LIBRARY OF AMERICA is an independent nonprofit cultural organization founded in 1979 to preserve our nation’s literary heritage by publishing, and keeping permanently in print, America’s best and most significant writing. The Library of America series includes more than 300 volumes to date, authoritative editions that average 1,000 pages in length, feature cloth covers, sewn bindings, and ribbon markers, and are printed on premium acid-free paper that will last for centuries.
Library of America, 9781598530896, 750pp.
Publication Date: March 31, 2011
About the Author

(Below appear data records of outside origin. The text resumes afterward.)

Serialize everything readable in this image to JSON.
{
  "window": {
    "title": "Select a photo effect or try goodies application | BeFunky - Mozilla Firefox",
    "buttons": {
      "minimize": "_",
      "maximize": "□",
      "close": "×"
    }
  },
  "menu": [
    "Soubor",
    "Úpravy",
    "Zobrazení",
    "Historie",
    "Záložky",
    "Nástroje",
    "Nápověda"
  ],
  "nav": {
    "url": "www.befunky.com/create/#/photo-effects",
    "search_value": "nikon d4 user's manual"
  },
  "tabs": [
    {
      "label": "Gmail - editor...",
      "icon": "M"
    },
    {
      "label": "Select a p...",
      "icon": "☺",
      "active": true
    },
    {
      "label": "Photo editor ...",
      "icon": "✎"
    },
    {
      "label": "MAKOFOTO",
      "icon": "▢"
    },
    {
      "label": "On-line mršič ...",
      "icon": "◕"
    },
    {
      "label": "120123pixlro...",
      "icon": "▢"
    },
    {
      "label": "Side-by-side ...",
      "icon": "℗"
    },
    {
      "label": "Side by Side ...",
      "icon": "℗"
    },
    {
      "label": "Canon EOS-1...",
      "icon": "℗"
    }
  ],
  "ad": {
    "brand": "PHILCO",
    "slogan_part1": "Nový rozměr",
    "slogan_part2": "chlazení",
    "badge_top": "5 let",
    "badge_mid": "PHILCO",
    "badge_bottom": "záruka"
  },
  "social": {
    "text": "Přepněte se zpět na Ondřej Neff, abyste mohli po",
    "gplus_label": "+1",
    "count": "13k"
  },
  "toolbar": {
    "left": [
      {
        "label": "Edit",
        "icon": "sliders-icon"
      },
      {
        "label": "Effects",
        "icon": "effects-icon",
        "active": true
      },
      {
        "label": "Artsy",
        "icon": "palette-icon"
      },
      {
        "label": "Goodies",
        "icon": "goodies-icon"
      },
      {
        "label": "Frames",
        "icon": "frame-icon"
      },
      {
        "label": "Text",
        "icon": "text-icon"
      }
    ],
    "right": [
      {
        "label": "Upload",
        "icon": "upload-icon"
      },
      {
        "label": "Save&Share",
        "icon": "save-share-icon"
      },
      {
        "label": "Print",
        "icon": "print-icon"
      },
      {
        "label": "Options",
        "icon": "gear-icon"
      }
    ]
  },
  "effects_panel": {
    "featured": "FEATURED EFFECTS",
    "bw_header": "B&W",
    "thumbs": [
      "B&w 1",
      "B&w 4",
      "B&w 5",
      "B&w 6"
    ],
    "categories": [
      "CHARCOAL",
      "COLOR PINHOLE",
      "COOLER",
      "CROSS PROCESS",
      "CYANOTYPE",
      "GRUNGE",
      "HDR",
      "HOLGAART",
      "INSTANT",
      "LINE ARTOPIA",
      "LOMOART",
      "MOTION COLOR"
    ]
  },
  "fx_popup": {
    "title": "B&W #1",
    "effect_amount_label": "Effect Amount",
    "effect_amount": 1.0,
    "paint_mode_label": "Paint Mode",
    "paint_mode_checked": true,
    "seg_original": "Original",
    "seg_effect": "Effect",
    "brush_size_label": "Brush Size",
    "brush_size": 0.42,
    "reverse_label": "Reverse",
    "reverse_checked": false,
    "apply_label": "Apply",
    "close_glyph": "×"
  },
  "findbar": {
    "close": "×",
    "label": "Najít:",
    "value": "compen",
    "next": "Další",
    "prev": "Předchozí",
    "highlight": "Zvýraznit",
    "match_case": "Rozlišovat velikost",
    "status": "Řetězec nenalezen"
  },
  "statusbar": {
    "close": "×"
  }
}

John Adams (1735-1826), educated as a lawyer at Harvard, was the Massachusetts delegate to the First and Second Continental Congresses. During the Revolutionary War, he served abroad in diplomatic roles and helped negotiate the peace treaty. After serving as Vice President for two terms under George Washington, he was subsequently elected President.